- WHAT IS NEEDED: Check every line of the entries below for the word "Stop", and copy the ones that have it.

-- ENTRIES SHOWN follows --

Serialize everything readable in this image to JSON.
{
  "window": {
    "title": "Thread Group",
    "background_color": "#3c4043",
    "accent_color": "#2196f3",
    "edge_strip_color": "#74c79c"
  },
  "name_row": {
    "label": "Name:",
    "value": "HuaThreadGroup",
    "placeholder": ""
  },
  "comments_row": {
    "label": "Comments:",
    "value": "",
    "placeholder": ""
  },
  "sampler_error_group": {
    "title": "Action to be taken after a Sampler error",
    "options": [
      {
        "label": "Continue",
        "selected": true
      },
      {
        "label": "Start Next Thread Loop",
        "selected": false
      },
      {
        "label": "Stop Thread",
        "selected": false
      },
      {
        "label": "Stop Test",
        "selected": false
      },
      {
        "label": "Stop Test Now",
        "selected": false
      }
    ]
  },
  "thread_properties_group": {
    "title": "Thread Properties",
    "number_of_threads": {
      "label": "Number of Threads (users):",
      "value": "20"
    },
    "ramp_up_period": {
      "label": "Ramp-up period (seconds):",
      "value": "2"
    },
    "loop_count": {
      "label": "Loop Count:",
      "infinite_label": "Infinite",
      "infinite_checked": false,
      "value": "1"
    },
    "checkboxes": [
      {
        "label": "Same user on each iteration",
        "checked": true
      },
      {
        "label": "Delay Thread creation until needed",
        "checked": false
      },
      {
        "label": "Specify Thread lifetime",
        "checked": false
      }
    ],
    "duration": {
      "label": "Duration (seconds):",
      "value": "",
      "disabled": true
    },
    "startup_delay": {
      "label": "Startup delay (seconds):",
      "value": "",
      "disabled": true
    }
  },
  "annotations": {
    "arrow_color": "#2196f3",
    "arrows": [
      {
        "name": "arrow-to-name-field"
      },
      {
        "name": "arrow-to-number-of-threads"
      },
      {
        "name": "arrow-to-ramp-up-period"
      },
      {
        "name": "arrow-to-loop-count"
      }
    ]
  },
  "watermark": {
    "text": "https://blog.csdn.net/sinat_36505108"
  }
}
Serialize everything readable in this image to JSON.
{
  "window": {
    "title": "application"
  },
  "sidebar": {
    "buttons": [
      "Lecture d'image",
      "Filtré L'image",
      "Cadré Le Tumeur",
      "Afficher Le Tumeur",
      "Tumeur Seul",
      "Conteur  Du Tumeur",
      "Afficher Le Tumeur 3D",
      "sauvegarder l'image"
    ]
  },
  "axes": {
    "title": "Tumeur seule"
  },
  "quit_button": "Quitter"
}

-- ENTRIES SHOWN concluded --

- SOLUTION TO THE EXERCISE:
        "label": "Stop Thread",
        "label": "Stop Test",
        "label": "Stop Test Now",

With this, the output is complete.